Work item:
From the entries that follow, copy every line with the word "comments".

Given records:
Content starts

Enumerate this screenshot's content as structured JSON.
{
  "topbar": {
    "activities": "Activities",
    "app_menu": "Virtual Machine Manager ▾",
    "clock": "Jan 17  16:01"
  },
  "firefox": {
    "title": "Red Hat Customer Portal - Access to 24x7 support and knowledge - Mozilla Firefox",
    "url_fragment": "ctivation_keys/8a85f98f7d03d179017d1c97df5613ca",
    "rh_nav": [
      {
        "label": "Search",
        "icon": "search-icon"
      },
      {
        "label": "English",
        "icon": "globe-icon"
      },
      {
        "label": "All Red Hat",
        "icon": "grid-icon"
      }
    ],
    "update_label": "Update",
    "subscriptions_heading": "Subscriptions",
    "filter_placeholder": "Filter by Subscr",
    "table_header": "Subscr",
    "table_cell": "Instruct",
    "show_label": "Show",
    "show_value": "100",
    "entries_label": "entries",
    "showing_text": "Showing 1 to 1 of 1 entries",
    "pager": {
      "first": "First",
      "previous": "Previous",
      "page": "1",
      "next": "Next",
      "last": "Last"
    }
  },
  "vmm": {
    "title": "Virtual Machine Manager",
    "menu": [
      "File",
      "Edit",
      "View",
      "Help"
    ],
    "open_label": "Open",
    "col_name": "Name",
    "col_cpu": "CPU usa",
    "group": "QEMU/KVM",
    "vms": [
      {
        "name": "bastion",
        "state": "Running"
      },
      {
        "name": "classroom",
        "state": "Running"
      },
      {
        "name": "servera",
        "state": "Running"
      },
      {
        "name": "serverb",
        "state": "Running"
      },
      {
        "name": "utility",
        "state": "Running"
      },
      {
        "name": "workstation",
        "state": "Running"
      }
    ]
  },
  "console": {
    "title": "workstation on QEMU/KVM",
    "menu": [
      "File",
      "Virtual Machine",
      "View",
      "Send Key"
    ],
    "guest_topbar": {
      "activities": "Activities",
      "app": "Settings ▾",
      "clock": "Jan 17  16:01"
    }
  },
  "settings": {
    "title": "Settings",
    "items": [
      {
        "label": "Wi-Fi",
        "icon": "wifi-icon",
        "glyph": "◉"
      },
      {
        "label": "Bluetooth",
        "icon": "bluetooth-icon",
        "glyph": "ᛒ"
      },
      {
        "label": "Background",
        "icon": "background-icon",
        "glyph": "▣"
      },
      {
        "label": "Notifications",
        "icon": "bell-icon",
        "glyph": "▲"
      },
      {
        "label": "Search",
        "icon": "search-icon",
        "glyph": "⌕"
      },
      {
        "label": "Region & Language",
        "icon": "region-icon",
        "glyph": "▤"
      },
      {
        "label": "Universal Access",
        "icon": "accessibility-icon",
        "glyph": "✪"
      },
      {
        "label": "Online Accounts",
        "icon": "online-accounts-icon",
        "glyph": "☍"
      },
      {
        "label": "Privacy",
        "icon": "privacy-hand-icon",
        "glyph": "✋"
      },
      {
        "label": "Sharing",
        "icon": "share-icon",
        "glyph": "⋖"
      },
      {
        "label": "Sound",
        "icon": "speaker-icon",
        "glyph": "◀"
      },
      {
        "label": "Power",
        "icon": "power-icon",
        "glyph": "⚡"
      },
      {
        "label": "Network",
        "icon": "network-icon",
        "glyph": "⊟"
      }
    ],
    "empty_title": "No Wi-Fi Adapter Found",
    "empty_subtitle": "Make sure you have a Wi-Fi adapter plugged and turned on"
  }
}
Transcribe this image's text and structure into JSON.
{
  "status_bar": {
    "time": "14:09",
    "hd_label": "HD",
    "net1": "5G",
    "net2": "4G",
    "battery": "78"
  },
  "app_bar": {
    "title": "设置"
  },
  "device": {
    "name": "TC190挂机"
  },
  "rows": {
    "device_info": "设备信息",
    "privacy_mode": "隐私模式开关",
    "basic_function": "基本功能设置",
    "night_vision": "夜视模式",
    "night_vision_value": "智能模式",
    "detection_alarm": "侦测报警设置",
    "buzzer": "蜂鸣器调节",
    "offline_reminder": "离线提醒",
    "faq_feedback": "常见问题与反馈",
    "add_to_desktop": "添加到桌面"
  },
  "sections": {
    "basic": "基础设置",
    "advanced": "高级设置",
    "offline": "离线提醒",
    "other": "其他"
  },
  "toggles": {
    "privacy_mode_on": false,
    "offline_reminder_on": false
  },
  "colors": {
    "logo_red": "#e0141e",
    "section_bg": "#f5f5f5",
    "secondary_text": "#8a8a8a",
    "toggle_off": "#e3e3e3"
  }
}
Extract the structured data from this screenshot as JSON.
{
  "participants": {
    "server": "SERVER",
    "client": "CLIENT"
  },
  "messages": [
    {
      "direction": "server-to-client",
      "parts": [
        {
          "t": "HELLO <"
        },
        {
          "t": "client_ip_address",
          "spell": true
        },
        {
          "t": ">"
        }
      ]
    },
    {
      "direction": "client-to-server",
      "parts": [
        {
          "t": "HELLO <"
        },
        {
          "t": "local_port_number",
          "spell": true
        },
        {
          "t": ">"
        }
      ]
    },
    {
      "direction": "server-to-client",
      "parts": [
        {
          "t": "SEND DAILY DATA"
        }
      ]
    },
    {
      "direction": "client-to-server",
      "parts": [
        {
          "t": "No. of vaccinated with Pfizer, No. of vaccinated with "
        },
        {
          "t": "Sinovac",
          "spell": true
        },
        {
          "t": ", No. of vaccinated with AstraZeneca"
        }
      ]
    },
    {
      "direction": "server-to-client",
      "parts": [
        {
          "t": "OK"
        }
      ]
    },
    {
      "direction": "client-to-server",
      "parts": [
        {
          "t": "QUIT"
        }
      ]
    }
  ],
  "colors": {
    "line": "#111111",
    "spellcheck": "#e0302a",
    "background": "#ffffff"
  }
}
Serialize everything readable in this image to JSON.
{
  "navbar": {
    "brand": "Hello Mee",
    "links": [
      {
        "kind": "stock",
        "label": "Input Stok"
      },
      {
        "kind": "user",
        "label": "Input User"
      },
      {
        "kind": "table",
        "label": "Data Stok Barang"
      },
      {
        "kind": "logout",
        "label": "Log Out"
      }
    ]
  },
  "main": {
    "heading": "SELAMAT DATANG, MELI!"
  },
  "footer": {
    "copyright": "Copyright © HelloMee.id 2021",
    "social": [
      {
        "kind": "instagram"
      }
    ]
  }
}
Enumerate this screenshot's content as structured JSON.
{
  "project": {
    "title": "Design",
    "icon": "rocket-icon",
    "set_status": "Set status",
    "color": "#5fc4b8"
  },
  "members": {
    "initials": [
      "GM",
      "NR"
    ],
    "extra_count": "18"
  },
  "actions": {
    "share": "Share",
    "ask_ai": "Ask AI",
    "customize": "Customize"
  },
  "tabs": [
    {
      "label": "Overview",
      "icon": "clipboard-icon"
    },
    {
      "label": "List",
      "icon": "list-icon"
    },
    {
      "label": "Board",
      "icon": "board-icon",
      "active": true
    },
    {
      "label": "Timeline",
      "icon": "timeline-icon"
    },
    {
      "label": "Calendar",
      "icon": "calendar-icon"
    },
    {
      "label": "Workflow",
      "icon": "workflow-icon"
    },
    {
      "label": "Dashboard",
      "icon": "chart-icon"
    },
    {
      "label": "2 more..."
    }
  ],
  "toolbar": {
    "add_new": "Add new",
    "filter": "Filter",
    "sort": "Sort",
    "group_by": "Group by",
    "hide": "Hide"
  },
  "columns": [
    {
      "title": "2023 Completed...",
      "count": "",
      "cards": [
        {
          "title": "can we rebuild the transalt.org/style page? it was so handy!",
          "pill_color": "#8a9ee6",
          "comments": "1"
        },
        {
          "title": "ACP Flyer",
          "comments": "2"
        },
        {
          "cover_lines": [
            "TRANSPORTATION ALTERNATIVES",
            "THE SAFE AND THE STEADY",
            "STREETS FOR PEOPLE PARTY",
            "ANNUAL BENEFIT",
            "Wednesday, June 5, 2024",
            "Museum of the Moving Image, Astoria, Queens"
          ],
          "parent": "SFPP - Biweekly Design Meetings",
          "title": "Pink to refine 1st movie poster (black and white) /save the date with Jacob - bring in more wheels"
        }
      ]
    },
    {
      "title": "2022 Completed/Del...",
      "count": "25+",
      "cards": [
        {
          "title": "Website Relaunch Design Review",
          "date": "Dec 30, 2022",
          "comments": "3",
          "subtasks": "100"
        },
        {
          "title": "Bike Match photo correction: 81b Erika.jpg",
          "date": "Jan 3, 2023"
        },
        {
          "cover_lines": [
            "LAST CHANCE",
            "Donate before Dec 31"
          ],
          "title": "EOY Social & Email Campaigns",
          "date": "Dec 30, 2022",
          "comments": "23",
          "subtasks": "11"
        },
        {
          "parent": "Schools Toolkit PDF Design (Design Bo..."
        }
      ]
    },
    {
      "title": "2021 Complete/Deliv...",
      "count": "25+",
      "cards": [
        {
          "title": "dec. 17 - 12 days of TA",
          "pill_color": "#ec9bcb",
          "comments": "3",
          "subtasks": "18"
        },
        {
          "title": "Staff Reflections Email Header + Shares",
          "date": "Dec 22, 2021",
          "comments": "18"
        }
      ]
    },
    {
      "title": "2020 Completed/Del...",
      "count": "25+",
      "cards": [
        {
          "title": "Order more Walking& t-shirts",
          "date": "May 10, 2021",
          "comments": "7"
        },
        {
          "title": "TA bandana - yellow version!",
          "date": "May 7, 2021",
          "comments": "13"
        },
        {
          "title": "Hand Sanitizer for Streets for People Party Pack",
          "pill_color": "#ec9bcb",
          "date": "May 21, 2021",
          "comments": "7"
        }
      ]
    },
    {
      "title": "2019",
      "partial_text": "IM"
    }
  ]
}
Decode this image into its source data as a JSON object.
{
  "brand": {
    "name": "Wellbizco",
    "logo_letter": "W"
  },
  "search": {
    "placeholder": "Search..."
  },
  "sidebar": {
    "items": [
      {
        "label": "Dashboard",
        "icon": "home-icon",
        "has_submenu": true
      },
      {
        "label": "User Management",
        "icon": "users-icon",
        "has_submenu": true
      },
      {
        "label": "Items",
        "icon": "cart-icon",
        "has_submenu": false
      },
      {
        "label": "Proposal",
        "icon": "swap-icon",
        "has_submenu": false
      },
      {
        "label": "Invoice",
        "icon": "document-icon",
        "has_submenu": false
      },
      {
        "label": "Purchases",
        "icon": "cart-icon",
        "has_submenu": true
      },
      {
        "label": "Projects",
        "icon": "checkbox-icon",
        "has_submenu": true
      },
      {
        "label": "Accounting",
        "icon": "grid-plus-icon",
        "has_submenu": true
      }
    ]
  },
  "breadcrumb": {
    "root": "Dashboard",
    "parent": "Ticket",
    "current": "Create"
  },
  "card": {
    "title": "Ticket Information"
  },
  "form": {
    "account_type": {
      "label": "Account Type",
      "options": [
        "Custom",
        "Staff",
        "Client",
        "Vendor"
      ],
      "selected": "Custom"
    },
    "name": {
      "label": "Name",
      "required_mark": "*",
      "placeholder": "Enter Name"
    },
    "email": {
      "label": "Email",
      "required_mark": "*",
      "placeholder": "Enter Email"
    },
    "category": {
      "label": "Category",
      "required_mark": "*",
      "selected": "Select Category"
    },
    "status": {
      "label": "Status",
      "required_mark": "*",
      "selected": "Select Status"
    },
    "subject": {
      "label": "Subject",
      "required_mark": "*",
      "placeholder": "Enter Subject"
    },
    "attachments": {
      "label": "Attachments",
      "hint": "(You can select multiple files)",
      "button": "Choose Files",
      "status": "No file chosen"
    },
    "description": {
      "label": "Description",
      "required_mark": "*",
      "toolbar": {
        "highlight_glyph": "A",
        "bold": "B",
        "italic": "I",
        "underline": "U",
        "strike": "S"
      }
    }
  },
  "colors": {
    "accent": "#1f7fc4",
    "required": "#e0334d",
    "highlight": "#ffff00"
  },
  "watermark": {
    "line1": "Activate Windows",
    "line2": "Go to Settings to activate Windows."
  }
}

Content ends

Written answer:
          "comments": "1"
          "comments": "2"
          "comments": "3",
          "comments": "23",
          "comments": "3",
          "comments": "18"
          "comments": "7"
          "comments": "13"
          "comments": "7"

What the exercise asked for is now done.